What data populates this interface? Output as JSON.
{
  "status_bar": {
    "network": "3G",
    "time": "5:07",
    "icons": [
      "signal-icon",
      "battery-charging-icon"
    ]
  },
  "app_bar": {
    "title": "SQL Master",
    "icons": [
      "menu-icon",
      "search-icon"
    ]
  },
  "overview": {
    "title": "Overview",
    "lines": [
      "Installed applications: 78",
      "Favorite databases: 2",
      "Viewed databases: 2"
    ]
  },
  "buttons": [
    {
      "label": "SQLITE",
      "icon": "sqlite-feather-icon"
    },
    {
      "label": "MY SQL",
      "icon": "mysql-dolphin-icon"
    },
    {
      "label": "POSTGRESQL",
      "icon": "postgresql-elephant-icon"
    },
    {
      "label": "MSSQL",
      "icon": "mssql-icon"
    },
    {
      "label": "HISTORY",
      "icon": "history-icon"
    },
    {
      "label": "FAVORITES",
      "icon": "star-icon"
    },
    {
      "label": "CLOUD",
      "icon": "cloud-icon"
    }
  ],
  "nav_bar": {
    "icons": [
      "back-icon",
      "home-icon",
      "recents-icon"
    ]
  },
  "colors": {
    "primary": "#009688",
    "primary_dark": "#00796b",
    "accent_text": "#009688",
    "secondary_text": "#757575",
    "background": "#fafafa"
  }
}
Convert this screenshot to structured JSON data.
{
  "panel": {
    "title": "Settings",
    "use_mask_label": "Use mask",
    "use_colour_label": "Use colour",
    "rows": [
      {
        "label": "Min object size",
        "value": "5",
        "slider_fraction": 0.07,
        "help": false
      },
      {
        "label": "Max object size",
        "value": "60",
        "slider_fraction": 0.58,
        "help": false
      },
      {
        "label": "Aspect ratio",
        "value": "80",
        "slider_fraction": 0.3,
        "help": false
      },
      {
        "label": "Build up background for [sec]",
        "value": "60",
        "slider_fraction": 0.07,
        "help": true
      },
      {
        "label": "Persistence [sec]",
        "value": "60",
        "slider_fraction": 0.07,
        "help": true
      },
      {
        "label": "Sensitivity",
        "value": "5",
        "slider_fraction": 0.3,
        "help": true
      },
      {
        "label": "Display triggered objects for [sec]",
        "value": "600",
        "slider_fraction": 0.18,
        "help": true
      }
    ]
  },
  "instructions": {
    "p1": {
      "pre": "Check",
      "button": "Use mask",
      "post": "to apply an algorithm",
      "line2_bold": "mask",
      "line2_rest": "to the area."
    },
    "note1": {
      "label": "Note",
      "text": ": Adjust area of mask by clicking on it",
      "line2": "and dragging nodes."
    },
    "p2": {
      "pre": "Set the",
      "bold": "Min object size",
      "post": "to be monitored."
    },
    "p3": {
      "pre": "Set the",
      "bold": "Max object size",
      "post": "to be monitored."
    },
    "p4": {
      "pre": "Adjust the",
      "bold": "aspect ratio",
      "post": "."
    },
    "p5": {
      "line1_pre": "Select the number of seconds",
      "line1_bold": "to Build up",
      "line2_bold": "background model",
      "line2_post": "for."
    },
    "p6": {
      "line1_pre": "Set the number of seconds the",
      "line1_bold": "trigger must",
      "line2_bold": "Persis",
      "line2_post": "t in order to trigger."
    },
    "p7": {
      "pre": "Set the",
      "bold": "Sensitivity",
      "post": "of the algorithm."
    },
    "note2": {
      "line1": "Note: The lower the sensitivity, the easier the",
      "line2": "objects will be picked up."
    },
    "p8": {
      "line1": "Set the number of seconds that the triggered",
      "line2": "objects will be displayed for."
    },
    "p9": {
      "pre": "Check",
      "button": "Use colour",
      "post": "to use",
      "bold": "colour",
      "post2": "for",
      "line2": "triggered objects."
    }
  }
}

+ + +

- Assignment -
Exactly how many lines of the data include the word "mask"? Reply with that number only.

- Result of the task -
4